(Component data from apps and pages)
BEGIN

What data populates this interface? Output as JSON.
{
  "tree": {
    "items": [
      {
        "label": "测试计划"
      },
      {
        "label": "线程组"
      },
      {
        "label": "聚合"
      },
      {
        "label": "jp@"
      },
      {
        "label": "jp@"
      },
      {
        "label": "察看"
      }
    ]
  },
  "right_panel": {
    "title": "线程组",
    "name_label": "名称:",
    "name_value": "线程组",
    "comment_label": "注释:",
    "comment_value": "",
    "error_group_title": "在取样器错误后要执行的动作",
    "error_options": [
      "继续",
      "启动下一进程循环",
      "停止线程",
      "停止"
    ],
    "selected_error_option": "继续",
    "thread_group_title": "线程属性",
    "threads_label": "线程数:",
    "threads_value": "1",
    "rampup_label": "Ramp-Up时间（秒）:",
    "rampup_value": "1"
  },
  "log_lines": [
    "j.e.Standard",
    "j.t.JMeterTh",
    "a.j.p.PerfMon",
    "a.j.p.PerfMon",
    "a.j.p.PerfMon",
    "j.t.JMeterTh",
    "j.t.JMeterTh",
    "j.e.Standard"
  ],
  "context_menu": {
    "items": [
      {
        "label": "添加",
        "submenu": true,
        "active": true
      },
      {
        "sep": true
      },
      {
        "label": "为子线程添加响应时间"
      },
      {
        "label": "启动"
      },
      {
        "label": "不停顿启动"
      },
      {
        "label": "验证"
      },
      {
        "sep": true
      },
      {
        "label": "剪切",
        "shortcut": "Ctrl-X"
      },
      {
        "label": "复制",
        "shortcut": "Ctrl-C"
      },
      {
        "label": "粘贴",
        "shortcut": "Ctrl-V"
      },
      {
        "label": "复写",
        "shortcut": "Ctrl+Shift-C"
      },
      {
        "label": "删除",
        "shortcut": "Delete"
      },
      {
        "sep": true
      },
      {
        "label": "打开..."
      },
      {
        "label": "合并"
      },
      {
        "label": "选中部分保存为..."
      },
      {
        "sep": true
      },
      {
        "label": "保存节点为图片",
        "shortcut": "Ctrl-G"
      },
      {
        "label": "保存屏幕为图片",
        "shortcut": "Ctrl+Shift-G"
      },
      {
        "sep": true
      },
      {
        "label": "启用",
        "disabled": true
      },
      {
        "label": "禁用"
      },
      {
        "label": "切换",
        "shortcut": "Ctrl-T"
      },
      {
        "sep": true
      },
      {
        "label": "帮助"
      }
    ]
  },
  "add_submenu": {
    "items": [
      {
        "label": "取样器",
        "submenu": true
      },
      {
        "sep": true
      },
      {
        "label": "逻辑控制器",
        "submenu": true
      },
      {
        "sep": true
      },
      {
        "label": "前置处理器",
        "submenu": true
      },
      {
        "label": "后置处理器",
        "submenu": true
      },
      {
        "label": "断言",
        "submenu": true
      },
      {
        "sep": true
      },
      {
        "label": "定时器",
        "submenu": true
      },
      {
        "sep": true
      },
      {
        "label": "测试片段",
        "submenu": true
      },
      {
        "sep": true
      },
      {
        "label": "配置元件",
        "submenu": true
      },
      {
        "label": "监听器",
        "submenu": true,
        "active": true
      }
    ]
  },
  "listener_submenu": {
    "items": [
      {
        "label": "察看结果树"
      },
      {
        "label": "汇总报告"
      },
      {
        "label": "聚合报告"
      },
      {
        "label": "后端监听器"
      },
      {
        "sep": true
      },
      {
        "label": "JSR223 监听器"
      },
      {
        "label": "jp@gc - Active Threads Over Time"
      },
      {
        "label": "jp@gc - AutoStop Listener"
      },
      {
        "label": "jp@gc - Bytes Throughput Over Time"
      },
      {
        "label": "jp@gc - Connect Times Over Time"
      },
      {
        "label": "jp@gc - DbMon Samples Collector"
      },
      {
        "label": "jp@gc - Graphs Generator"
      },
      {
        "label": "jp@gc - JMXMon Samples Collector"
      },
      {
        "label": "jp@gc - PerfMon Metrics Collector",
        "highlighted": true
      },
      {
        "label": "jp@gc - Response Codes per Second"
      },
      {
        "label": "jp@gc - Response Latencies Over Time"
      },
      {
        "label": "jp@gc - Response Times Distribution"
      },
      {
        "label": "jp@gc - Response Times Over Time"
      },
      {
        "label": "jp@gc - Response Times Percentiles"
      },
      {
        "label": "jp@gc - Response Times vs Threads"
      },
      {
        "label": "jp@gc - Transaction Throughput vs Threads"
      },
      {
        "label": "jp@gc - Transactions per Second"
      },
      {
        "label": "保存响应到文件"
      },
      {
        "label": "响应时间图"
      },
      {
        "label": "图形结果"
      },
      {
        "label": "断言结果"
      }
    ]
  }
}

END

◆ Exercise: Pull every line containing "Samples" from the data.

◆ Answer space:
        "label": "jp@gc - DbMon Samples Collector"
        "label": "jp@gc - JMXMon Samples Collector"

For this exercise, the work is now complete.